No! You can give away the discard to a friend, to perpetuate the pyramid scheme, I mean, cult of sourdough. Or you can use the sourdough starter you would have thrown away to make a project, like waffles, pancakes, pizza dough, or English muffins. The only reason that discarding the starter is part of the process is that an exponential growth curve for anything is unsustainable, and you probably don’t need gallons and gallons of starter and your fingertips. But maybe you do? I don’t know your life.

What If I Have to Leave Town for a Long Time and Can’t Feed My Starter?

No problem! You can dry out your starter by spreading it in a thin layer on a parchment or foil-lined sheet pan and leaving it out.

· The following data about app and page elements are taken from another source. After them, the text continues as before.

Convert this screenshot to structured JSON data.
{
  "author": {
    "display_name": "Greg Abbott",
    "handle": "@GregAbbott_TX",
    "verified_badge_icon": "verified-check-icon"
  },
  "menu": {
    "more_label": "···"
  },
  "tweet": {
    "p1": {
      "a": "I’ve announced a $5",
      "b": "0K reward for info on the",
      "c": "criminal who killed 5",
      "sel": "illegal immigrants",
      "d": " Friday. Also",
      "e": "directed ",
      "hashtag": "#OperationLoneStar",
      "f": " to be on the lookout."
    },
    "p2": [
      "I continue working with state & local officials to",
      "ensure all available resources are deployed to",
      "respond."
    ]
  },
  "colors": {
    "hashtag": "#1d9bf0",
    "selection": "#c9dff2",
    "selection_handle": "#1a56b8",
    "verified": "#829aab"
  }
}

Keep the dried starter in a container and rehydrate it when you want to use it again by dissolving the dried starter in warm water and feeding it at regular intervals like you would normally. People have resuscitated starters from 4,500 years ago! Like I said, it’s hard to kill.

So I Know How to Deal with Starter. What Do I Do with It?

Bake bread, of course! To bake with starter, you’ll want it to be active. When I want to bake, I usually take my starter out of the fridge the night before, feed it, and check on it in the morning. If it’s bubbling madly, I can use it to bake. If not, I feed it again and wait a couple hours. There are all kinds of sourdough recipes out there, but for your first loaf, try something low-lift, like this No-Knead Sourdough Bread. You don’t need special equipment. It helps to have a Dutch Oven, but if you don’t, I’ve also made loaves in stockpots and on super-hot baking sheets. Whatever gear you have will probably make bread! It might not be perfect bakery bread but who cares, as long as it’s delicious. Once you get in the habit, you’ll be making beautiful country boules at your leisure. Maybe you’ll get super into freshly milled flours! Who knows!

There are also several cookbooks I’ve found really helpful, chief among them Tartine Bread, Flour Salt Water Yeast, and The Sullivan Street Bakery Cookbook. The main thing that sourdough takes is time, rather than effort or ingredients. But as long as you have some patience, you can coax bread out of your starter. Don’t be discouraged, and don’t be intimidated—sourdough is for everyone, not just fancy bakers.